◆ Work to be completed ◆
Copy every line of the material below exactly.

◆ Exercise inputs ◆

- - -

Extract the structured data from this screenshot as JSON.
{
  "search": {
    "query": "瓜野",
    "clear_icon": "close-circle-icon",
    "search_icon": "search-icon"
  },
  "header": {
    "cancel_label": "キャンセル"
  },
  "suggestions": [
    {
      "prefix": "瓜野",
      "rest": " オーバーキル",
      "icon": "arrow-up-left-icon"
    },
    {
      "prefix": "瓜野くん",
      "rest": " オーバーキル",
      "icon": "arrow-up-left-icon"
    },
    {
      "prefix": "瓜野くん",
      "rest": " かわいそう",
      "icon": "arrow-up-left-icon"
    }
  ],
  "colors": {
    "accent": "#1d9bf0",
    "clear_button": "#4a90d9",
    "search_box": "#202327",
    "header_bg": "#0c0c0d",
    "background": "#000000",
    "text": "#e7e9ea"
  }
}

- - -

◆ Result of this exercise ◆
Extract the structured data from this screenshot as JSON.
{
  "search": {
    "query": "瓜野",
    "clear_icon": "close-circle-icon",
    "search_icon": "search-icon"
  },
  "header": {
    "cancel_label": "キャンセル"
  },
  "suggestions": [
    {
      "prefix": "瓜野",
      "rest": " オーバーキル",
      "icon": "arrow-up-left-icon"
    },
    {
      "prefix": "瓜野くん",
      "rest": " オーバーキル",
      "icon": "arrow-up-left-icon"
    },
    {
      "prefix": "瓜野くん",
      "rest": " かわいそう",
      "icon": "arrow-up-left-icon"
    }
  ],
  "colors": {
    "accent": "#1d9bf0",
    "clear_button": "#4a90d9",
    "search_box": "#202327",
    "header_bg": "#0c0c0d",
    "background": "#000000",
    "text": "#e7e9ea"
  }
}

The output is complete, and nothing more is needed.